Assigned task
Each line with the string "Pedidos" is to be copied from the records below.

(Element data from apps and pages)
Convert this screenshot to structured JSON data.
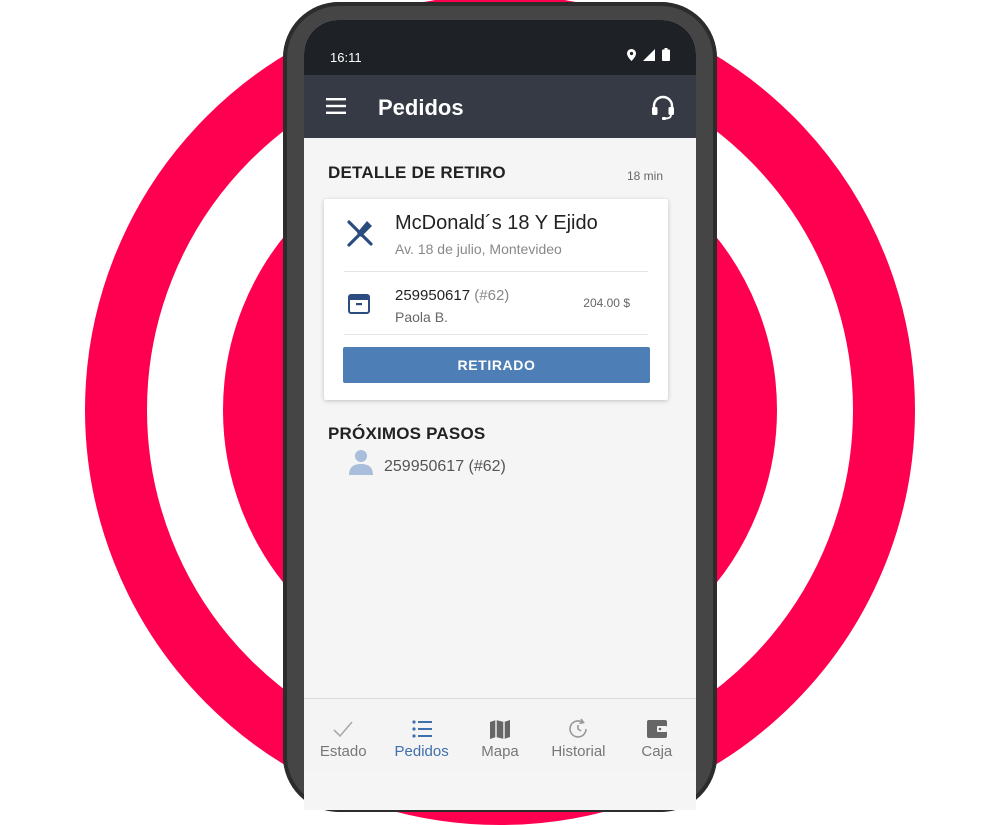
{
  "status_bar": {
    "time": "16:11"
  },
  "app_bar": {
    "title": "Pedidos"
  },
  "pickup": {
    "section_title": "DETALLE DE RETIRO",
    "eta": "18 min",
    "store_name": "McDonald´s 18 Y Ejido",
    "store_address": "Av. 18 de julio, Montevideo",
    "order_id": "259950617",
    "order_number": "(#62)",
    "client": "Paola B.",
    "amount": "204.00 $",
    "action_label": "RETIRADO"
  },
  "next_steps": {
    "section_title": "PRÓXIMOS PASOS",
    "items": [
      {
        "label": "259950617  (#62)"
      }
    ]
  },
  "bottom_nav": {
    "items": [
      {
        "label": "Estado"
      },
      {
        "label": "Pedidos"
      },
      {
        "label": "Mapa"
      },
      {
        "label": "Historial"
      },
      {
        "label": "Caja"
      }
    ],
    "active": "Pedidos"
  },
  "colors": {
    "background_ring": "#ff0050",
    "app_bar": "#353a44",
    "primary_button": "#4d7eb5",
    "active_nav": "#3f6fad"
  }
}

Answer space
    "title": "Pedidos"
        "label": "Pedidos"
    "active": "Pedidos"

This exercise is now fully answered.